• ENTRIES SHOWN

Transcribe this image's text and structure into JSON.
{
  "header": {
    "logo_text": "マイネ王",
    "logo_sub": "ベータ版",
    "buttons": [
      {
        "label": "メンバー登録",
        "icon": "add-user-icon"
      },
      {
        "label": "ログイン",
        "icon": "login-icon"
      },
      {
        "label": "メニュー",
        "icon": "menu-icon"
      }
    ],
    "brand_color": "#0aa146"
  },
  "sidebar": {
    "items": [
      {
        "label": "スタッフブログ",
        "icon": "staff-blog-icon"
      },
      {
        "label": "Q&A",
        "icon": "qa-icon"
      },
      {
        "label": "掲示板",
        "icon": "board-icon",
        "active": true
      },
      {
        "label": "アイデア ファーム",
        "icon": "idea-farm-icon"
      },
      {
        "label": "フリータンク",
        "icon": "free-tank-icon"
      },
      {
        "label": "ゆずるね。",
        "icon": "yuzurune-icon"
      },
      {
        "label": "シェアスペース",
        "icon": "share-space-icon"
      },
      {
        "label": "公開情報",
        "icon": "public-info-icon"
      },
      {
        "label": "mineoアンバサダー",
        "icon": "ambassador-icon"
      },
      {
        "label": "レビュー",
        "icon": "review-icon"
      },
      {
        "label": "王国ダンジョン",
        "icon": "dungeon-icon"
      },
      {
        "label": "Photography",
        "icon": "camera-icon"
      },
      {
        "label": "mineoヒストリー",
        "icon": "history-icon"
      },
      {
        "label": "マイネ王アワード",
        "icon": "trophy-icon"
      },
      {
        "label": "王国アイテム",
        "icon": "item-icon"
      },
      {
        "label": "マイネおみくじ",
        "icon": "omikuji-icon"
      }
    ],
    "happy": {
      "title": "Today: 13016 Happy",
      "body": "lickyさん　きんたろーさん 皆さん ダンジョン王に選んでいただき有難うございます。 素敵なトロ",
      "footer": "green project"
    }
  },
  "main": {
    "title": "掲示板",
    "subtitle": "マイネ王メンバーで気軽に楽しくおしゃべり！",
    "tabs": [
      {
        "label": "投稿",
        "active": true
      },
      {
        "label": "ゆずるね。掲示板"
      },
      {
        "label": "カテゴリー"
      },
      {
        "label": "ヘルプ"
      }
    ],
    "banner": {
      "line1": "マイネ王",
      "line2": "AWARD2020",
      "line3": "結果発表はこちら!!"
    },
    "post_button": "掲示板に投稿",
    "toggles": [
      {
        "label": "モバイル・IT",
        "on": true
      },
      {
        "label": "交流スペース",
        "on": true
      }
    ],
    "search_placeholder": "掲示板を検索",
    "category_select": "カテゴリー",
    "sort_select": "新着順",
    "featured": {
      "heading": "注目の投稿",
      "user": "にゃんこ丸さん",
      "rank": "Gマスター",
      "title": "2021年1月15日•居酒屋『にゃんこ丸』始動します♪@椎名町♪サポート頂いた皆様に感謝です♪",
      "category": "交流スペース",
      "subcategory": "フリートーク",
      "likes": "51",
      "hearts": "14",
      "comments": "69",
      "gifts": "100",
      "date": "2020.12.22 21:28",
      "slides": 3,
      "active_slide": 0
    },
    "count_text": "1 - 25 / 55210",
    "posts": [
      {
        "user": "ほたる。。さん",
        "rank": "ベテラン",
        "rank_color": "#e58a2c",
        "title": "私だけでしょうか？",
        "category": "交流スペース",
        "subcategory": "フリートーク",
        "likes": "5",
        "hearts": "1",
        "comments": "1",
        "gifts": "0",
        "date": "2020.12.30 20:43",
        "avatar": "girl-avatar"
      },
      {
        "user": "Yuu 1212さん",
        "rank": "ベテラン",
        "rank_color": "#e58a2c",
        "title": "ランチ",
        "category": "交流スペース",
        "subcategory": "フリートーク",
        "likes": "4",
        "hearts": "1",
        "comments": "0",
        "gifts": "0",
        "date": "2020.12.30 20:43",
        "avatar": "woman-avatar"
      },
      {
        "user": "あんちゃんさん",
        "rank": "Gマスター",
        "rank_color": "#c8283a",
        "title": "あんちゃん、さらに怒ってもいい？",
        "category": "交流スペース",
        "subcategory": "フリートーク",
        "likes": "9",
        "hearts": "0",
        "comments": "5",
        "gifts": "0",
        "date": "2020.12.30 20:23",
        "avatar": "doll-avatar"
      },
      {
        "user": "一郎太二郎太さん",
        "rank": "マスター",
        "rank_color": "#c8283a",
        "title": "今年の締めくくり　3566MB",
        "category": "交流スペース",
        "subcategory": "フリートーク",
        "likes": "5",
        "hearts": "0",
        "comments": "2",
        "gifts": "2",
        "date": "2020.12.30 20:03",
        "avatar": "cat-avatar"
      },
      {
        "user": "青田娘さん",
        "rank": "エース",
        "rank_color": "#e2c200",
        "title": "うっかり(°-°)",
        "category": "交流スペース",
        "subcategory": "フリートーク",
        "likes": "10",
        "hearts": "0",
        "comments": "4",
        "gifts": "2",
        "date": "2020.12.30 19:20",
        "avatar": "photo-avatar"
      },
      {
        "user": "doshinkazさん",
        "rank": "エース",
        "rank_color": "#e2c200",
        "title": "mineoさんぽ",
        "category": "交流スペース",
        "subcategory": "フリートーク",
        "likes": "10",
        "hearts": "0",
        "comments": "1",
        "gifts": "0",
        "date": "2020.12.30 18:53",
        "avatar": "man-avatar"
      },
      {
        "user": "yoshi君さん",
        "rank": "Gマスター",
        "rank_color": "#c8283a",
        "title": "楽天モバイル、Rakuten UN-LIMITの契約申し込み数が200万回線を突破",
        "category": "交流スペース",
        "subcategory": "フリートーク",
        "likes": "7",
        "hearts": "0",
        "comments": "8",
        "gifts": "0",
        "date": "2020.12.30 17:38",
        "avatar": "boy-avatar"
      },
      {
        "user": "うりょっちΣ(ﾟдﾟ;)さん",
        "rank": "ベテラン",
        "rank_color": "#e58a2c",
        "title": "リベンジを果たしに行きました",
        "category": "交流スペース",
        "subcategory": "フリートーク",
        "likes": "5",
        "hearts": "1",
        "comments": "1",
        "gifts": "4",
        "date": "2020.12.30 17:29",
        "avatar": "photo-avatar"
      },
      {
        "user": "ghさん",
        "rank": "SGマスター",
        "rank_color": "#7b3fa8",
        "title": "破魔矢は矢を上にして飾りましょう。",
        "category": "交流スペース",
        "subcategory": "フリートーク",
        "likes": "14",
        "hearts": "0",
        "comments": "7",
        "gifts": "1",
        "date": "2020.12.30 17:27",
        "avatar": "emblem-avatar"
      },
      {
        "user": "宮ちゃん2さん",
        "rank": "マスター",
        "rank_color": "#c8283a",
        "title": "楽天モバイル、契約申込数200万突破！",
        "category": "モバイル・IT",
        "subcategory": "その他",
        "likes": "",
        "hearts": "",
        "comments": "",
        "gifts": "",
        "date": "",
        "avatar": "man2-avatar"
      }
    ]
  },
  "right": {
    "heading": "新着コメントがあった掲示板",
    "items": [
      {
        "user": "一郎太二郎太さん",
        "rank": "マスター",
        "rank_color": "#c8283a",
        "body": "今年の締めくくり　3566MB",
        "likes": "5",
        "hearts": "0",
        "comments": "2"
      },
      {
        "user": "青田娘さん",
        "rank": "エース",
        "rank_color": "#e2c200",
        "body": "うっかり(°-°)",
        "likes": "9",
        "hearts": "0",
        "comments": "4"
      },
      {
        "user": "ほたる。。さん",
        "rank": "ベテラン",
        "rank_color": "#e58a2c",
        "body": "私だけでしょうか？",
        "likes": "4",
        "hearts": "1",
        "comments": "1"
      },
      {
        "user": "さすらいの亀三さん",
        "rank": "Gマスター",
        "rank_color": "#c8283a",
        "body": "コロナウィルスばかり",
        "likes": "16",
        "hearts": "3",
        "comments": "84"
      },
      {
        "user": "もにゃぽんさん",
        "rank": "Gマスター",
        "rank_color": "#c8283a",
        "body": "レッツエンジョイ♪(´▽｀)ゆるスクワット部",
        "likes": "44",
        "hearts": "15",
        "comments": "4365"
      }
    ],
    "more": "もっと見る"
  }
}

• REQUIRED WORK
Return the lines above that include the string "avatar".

• SOLVED EXERCISE
        "avatar": "girl-avatar"
        "avatar": "woman-avatar"
        "avatar": "doll-avatar"
        "avatar": "cat-avatar"
        "avatar": "photo-avatar"
        "avatar": "man-avatar"
        "avatar": "boy-avatar"
        "avatar": "photo-avatar"
        "avatar": "emblem-avatar"
        "avatar": "man2-avatar"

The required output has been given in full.